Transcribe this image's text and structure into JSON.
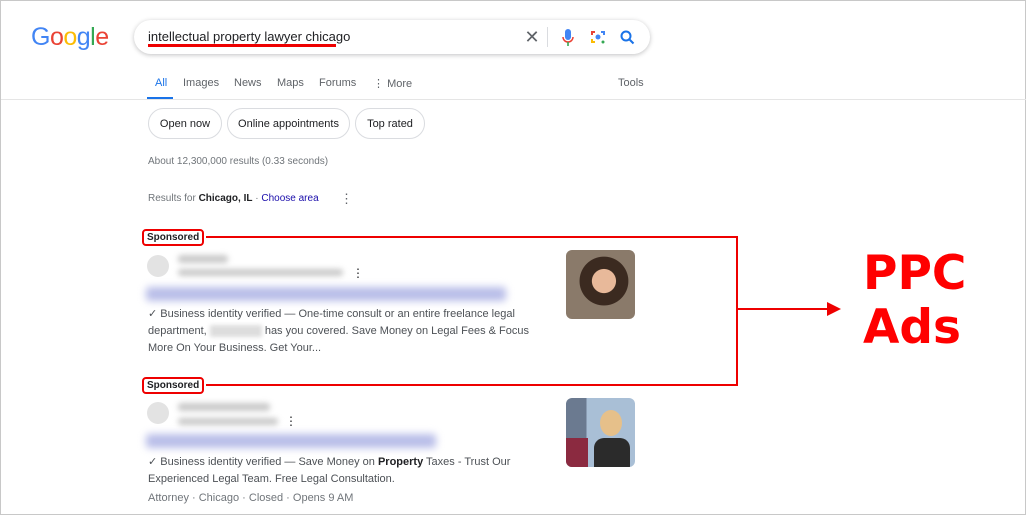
{
  "header": {
    "logo": "Google",
    "query": "intellectual property lawyer chicago"
  },
  "tabs": [
    {
      "label": "All",
      "active": true
    },
    {
      "label": "Images"
    },
    {
      "label": "News"
    },
    {
      "label": "Maps"
    },
    {
      "label": "Forums"
    },
    {
      "label": "More"
    }
  ],
  "tools_label": "Tools",
  "chips": [
    "Open now",
    "Online appointments",
    "Top rated"
  ],
  "stats": "About 12,300,000 results (0.33 seconds)",
  "location": {
    "prefix": "Results for ",
    "place": "Chicago, IL",
    "sep": " · ",
    "link": "Choose area"
  },
  "ads": [
    {
      "label": "Sponsored",
      "verified": "✓ Business identity verified",
      "desc_a": " — One-time consult or an entire freelance legal department, ",
      "desc_b": " has you covered. Save Money on Legal Fees & Focus More On Your Business. Get Your..."
    },
    {
      "label": "Sponsored",
      "verified": "✓ Business identity verified",
      "desc_a": " — Save Money on ",
      "desc_bold": "Property",
      "desc_b": " Taxes - Trust Our Experienced Legal Team. Free Legal Consultation.",
      "meta": "Attorney · Chicago · Closed · Opens 9 AM"
    }
  ],
  "annotation": {
    "line1": "PPC",
    "line2": "Ads",
    "color": "#ff0000"
  },
  "colors": {
    "accent": "#1a73e8",
    "link": "#1a0dab",
    "annotation": "#ff0000"
  }
}
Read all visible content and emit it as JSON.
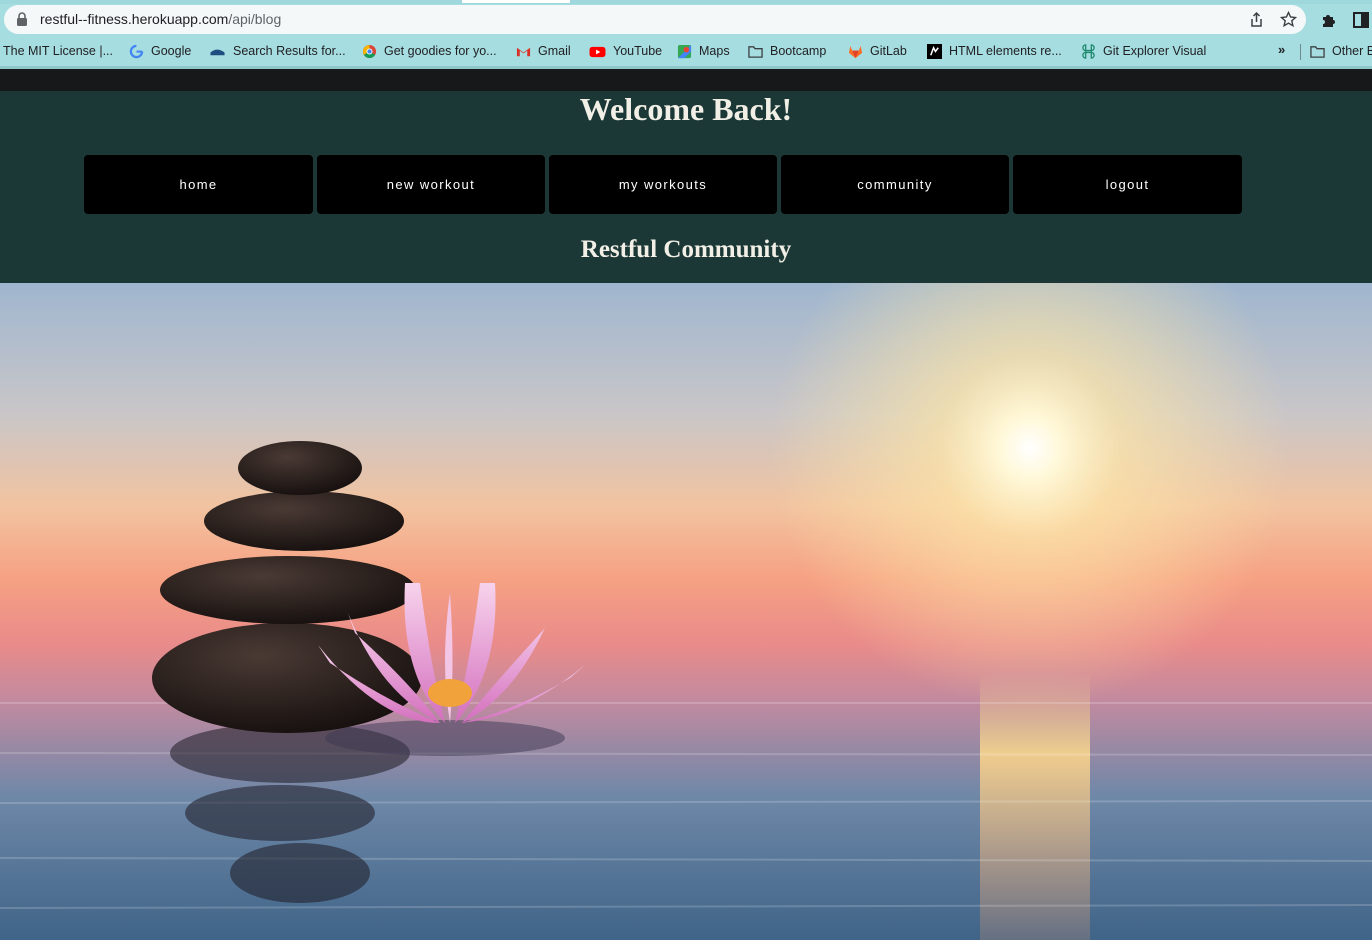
{
  "browser": {
    "url_host": "restful--fitness.herokuapp.com",
    "url_path": "/api/blog",
    "bookmarks": [
      {
        "label": "The MIT License |...",
        "icon": "none"
      },
      {
        "label": "Google",
        "icon": "google-icon"
      },
      {
        "label": "Search Results for...",
        "icon": "bank-icon"
      },
      {
        "label": "Get goodies for yo...",
        "icon": "chrome-icon"
      },
      {
        "label": "Gmail",
        "icon": "gmail-icon"
      },
      {
        "label": "YouTube",
        "icon": "youtube-icon"
      },
      {
        "label": "Maps",
        "icon": "maps-icon"
      },
      {
        "label": "Bootcamp",
        "icon": "folder-icon"
      },
      {
        "label": "GitLab",
        "icon": "gitlab-icon"
      },
      {
        "label": "HTML elements re...",
        "icon": "mdn-icon"
      },
      {
        "label": "Git Explorer Visual",
        "icon": "git-explorer-icon"
      },
      {
        "label": "Other B",
        "icon": "folder-icon"
      }
    ],
    "overflow_label": "»"
  },
  "page": {
    "welcome": "Welcome Back!",
    "nav": [
      {
        "label": "home"
      },
      {
        "label": "new workout"
      },
      {
        "label": "my workouts"
      },
      {
        "label": "community"
      },
      {
        "label": "logout"
      }
    ],
    "section_title": "Restful Community",
    "hero": {
      "subject": "stacked stones and lotus flower on water at sunset"
    }
  },
  "colors": {
    "header_bg": "#1b3836",
    "nav_bg": "#000000",
    "nav_text": "#ffffff",
    "heading_text": "#f1efe6",
    "chrome_bg": "#a6dde0"
  }
}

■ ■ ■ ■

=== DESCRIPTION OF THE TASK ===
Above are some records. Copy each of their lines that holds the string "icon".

=== TASK OUTPUT ===
        "icon": "none"
        "icon": "google-icon"
        "icon": "bank-icon"
        "icon": "chrome-icon"
        "icon": "gmail-icon"
        "icon": "youtube-icon"
        "icon": "maps-icon"
        "icon": "folder-icon"
        "icon": "gitlab-icon"
        "icon": "mdn-icon"
        "icon": "git-explorer-icon"
        "icon": "folder-icon"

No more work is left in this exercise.